by Jon Meacham
Library Journal (c) Copyright 2010. Library Journals LLC, a wholly owned subsidiary of Media Source, Inc. No redistribution permitted. 9781400067664 Pulitzer Prize-winner Meacham (executive editor & executive vice president, Random House; American Lion: Andrew Jackson in the White House) claims that previous Jefferson scholars have not grasped the authentic Jefferson. Meacham unmasks a power-hungry, masterful, pragmatic leader who was not above being manipulative to achieve his goal: an enduring, democratic republic defined by him. A brilliant philosopher whose lofty principles were sometimes sidelined for more realistic goals, Meacham's Jefferson, neither idol nor rogue, is a complex mortal with serious flaws and contradictions. Despite his dedication to human liberty, he would not impose practical measures to end slavery. Here, Jefferson's political instincts trumped his moral and philosophical beliefs, and he lived uncomfortably with that contradiction, believing that slavery would eventually end but unable to create a balance between human freedom and political unity. Meacham believes that what some recent writers have viewed as hypocrisy was actually genius. Failing to solve the conundrum of slavery, Jefferson creatively and successfully applied power, flexibility, and compromise in an imperfect world. VERDICT General and academic readers will find a balanced, engaging, and realistic treatment of the forces motivatingthe third President, the subject of unending fascination and debate. [See Prepub Alert, 5/10/12.]-Margaret Kappanadze, Elmira Coll. Lib., NY (c) Copyright 2012. Library Journals LLC, a wholly owned subsidiary of Media Source, Inc. No redistribution permitted.
Publishers Weekly (c) Copyright PWxyz, LLC. All rights reserved 9781400067664 Another Jefferson biography (right on the heels of Henry Wiencek's Master of the Mountain)! Fortunately, Meacham's is a fine work, deserving a place high on the list of long biographies of its subject even if rivaled by such shorter ones as Richard B. Bernstein's Thomas Jefferson.
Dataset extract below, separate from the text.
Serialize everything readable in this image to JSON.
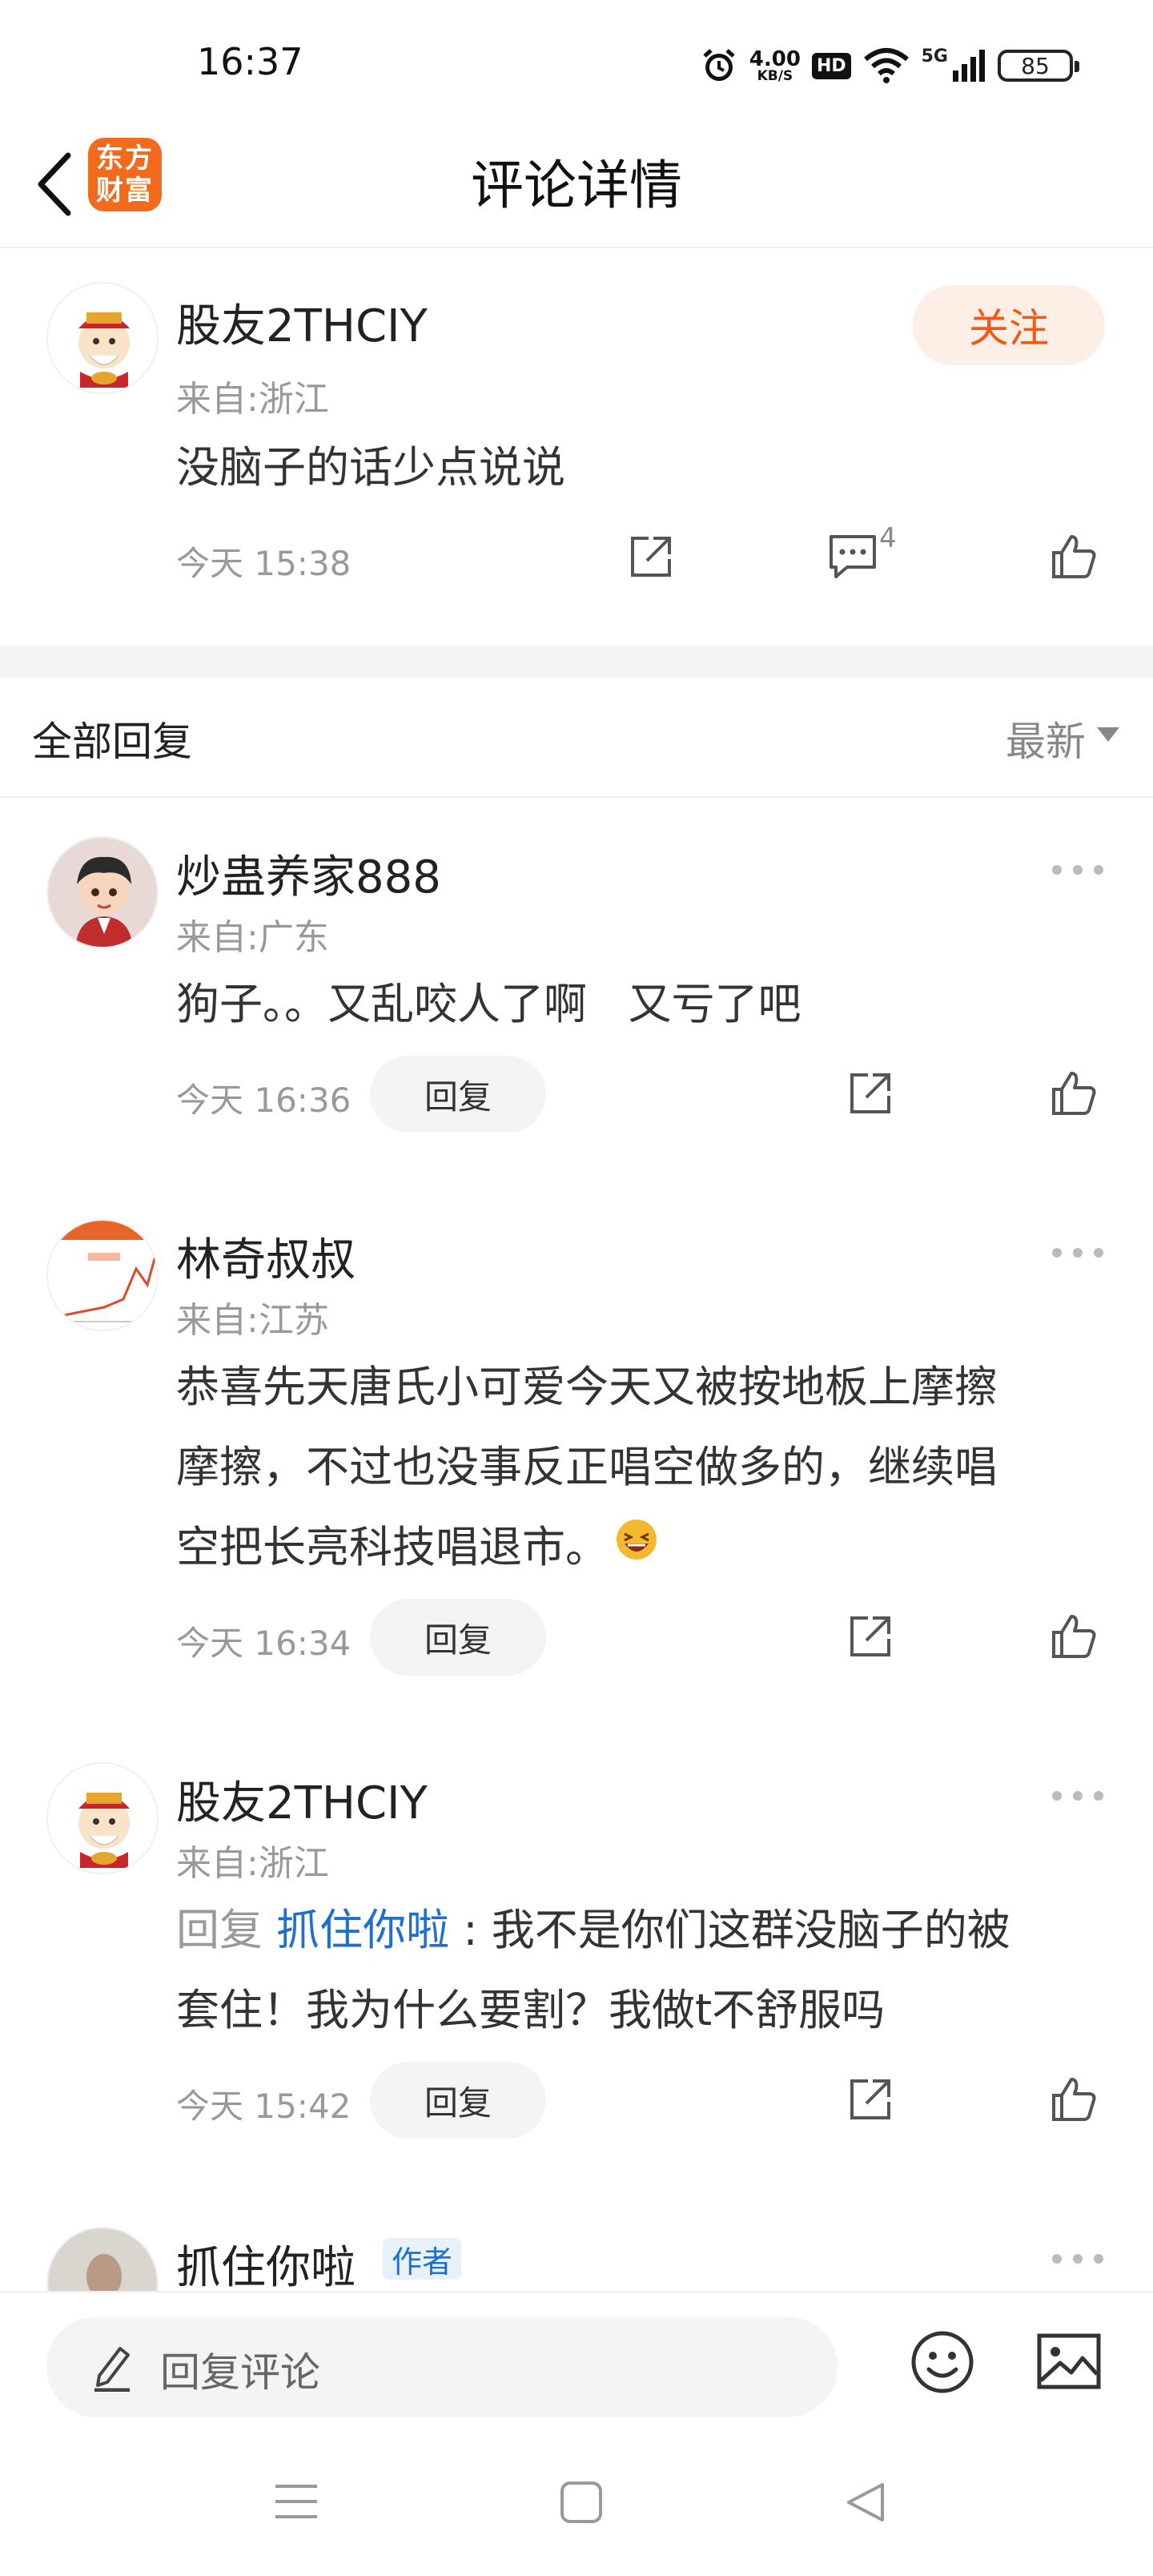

Like David McCullough's John Adams (to which it can be seen as a counterpart), Meacham's book is a love letter to its subject. While he's fully conversant with long-held skepticism about aspects of Jefferson's character (his dissimulation, for instance) and his stance toward slavery, Meacham gives him the benefit of the doubt throughout (on, for example, his Revolutionary War governorship of Virginia and the draconian 1807 embargo). To Meacham, who won a Pulitzer for his American Lion, Jefferson was a philosopher/politician, and "the most successful political figure of the first half century of the American republic." Those words only faintly suggest the inspirational tone of the entire work. Meacham understandably holds Jefferson up as the remarkable figure he was. But in the end, as fine a rendering of the nation's third president as this book may be, it comes too close to idolization. Jefferson's critics still have something valid to say, even if their voices here are stilled. Agent: Amanda Urban, ICM. (Nov.) (c) Copyright PWxyz, LLC. All rights reserved.
Book list From Booklist, Copyright © American Library Association. Used with permission. 9781400067664 *Starred Review* Of the Founding Fathers, Washington remains unassailable in terms of character and leadership. Jefferson, on the other hand, has taken and continues to take hits from historians concerning his seeming hypocrisy in advocating the fundamental right of personal liberty. Meacham, Pulitzer Prize-winning author of American Lion (2008), a fresh estimation of Andrew Jackson, brings to bear his focused and sensitive scholarship, rich prose style, and acute sense of the need to ground his subject in time and place and observe him in his natural habitat. He must be seen in context, Meacham insists. The Jefferson that emerges from these astute, dramatic pages is a figure worthy of continued study and appreciation. He thirsted for power and greatness, but and this defines a consummate politician he understood that his goals could be achieved only by compromise. The survival of the American experiment in democracy was his abiding concern throughout his political career. Meacham carefully squares that with Jefferson's thinking about slavery by, again, placing those opinions within the conditions of the day. The reader leaves this very impressive book having been plunged fully into the whole Revolutionary era specifically, having gained a valuable sense of the uncertainty of the independence movement. HIGH-DEMAND BACKSTORY: An extensive author tour and a national media campaign, as well as Meacham's reputation as the author of American Lion, will bring interested readers into the library.--Hooper, Brad Copyright 2010 Booklist